This retrospective study presents data that both support and refute its main conclusion that children with suspected non-accidental trauma receive better care when admitted to a surgical service. In my opinion, the authors focused too strongly on 1 side of the debate.
Source: Magoteaux S, Gilbert M, Langlais CS, et al. Should children with suspected nonaccidental trauma be admitted to a surgical service? J Am Coll Surg. 2016;222(5):838-843; doi:10.1016/j.jamcollsurg.2015.12.049. See AAP Grand Rounds commentary by Dr. Corey Iqbal (subscription required).
PICO Question: Among children hospitalized for suspected nonaccidental trauma, is their care better on a pediatric surgical service compared to a nonsurgical service?
Question type: Descriptive
Study design: Retrospective cohort
The study looked at 1 institution's experience with non-accidental trauma (NAT) admissions over a 5-year period. In the middle of the study period, the authors note that the institution's policy changed (apparently at the request of the pediatric surgical service) from requiring all suspected NAT patients to be admitted to a surgical service (SS) to allowing such admissions to also go to a non-surgical service (NSS). They found that NAT admissions to NSS were associated with a higher rate of "care-related indicators (CRIs)," which were developed based on guidance from the American College of Surgeons. Of note, the lowest rate of CRIs was in that middle period when the admissions policy changed, and the authors state that this improvement was likely "due to educational efforts (ie performance improvement and patient safety)" begun 2-3 years earlier. They don't mention details of these efforts, nor whether they were renewed or revised in the middle period, but do note an increase in CRIs after this midpoint, when admissions to NSS were allowed.
Now, this institution is monitoring CRIs for suspected NAT admissions following a return to the requirement for admission of such children to the SS. They also mention implementation of a standard algorithm for providing multi-disciplinary care for these patients. Of course, any change in CRIs will be difficult to attribute to either the admissions policy change versus the algorithm. I bet they wish they had come up with the algorithm at the time they made their admissions policy change to NSSs a few years earlier.
Children with suspected NAT represent a very vulnerable group, and any efforts to improve their care are to be applauded. However, I don't think the authors of this study proved their point about the key importance of admission service on outcomes. I suspect, like most patient safety initiatives, the cornerstone lies in development and implementation of management pathways, accompanied by educational programs for all providers.
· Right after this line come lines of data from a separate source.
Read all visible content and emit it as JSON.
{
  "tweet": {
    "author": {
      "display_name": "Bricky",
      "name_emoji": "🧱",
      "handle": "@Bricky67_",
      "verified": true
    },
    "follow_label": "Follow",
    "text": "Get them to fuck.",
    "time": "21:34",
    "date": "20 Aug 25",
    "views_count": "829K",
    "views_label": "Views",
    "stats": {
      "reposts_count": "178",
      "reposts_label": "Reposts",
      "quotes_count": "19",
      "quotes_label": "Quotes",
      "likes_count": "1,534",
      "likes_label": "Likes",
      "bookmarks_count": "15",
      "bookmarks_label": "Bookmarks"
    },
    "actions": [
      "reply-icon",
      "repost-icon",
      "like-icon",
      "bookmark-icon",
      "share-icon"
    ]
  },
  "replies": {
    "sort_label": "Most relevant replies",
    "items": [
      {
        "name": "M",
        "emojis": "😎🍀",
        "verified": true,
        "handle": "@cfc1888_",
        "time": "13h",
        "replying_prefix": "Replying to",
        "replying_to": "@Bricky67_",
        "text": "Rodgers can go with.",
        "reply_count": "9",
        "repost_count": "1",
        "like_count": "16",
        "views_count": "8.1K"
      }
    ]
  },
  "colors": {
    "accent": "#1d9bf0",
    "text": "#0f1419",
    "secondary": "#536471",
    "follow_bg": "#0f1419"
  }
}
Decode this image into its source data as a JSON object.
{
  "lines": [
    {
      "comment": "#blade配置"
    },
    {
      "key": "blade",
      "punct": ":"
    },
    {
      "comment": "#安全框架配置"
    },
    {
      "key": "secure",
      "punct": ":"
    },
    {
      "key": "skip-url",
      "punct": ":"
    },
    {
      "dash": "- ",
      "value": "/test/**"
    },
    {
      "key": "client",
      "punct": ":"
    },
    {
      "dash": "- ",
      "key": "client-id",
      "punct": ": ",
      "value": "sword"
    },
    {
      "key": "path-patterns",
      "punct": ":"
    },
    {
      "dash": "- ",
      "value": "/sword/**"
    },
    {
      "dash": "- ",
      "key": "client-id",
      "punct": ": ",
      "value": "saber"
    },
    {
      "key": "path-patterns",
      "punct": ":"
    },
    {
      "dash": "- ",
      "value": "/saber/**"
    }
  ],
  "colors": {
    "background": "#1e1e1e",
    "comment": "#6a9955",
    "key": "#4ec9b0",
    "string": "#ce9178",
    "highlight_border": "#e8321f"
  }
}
Other institutions providing care to NAT children should take note of this study's findings, but with an eye towards the bigger picture of management rather than a single component.